  • For nontraditional schools, this feature more directly acknowledges that parties may be held in the community rather than on campus.

Reminder: Through 2015-16 we are unifying SH101 sexual assault content with the hashtag #GetEmpowered—a positive and compelling concept. We are also using the term “sexual culture” and focusing primarily on positive (desirable) behaviors.

Briefly, here’s what else we have going on in October:

What does spirituality mean to you?
Research has documented a close association between spirituality and psychological resilience. We asked college students what spirituality means to them and how it helps them navigate the challenges of college life. This piece outlines the core concepts associated with psychological resilience—a recurring theme in SH101—and provides glimpses into how students are building their resilience via religious practice, prayer and meditation, exposure to nature and the arts, self-care, support groups, and so on.

Get your nature on
This piece profiles new ways that students are getting active outdoors and provides resources for getting started. It’s accompanied by a fabulous Instagram image—an example of one of our new student-generated content elements (see our September letter).

Drained? How to sync your sleep & life
This 4-page feature outlines the sleep cycle, its importance for students’ physical, academic, and emotional functioning, and expert guidance on how students can sleep better. The app review accompanying this feature is by a member of our 2015-16 Student Advisory Board who represents the edition you subscribe to (either a US undergraduate, Canadian undergraduate, or US nontraditional student). The graph illustrating the sleep cycle is based on the model favored by the American Academy of Sleep Medicine, which in 2007 conceived of the sleep cycle as consisting of three sleep stages +REM sleep (in other sources, it may still be presented as four stages + REM sleep).

Are you social or nocial?
“Nocial” means absorbed in your phone to the exclusion of the real world. In this 2-page quiz, students find out what to do about an unhealthy phone dependency.

4 keys to college courses
Many students are surprised by the academic expectations of college. This 2-page feature outlines four study habits for making it through. By Amy Baldwin, co-author of The College Experience (Prentice Hall, 2015).

UCookbook (Not your average nachos): our three cooks revamp nachos, creating healthier bases and incorporating more vegetables and protein.

FitnessU (Don’t bore your core): our trainers demo core techniques for the abs, obliques, and lower back.

Mind your mind: Part 2 of our mindfulness series helps students find their calm amid the chaos.

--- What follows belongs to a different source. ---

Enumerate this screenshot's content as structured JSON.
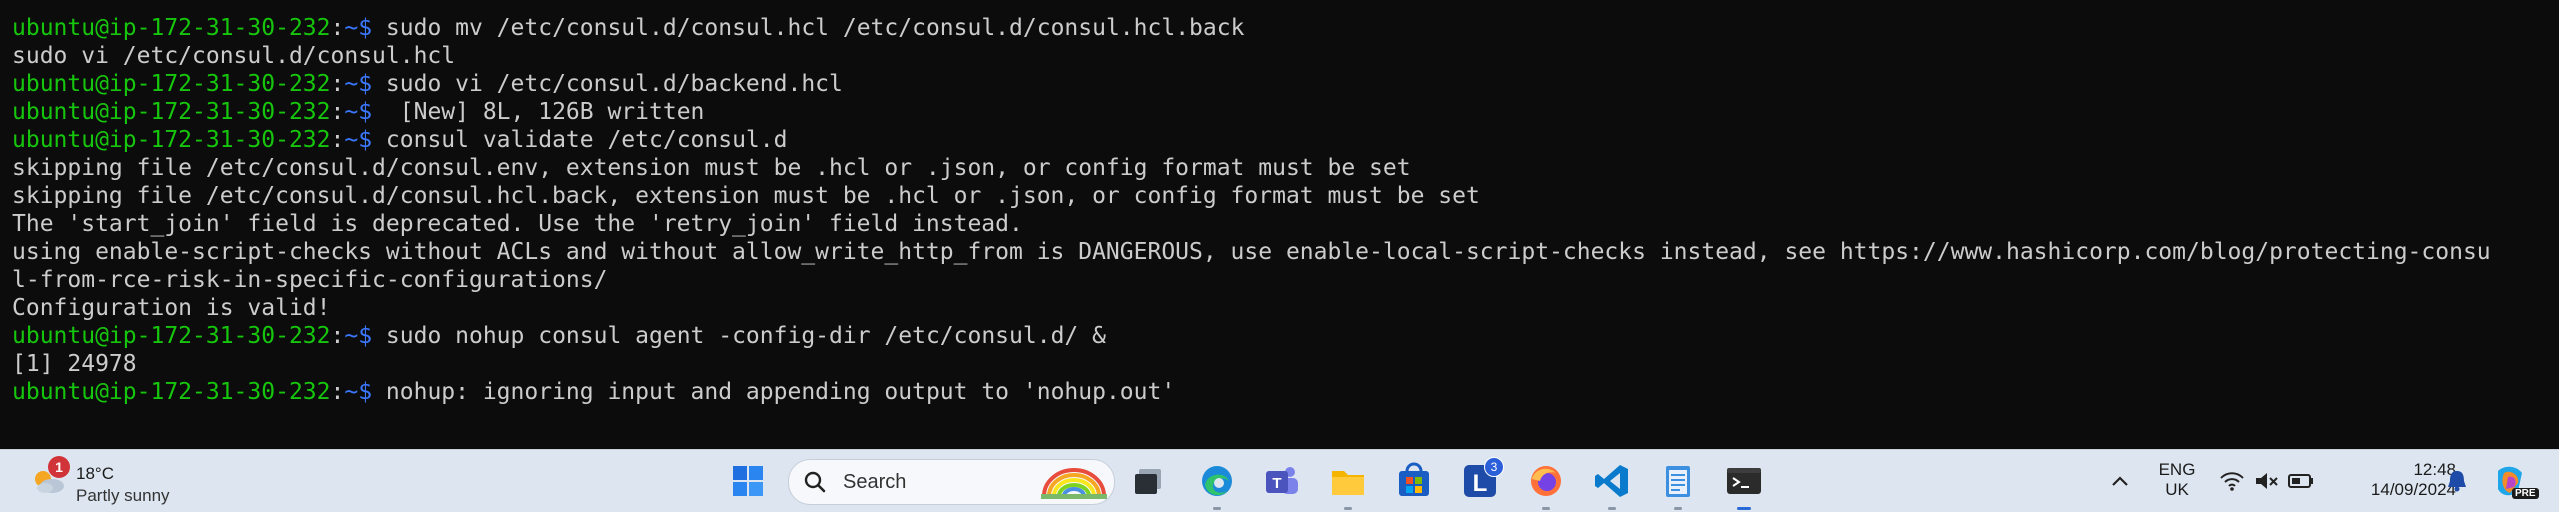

I hope that helps. As always, we value your feedback on how our content is working for your school and your suggestions for making it better. Please don’t hold back.

Best wishes,
Lucy Berrington
Editor (college editions)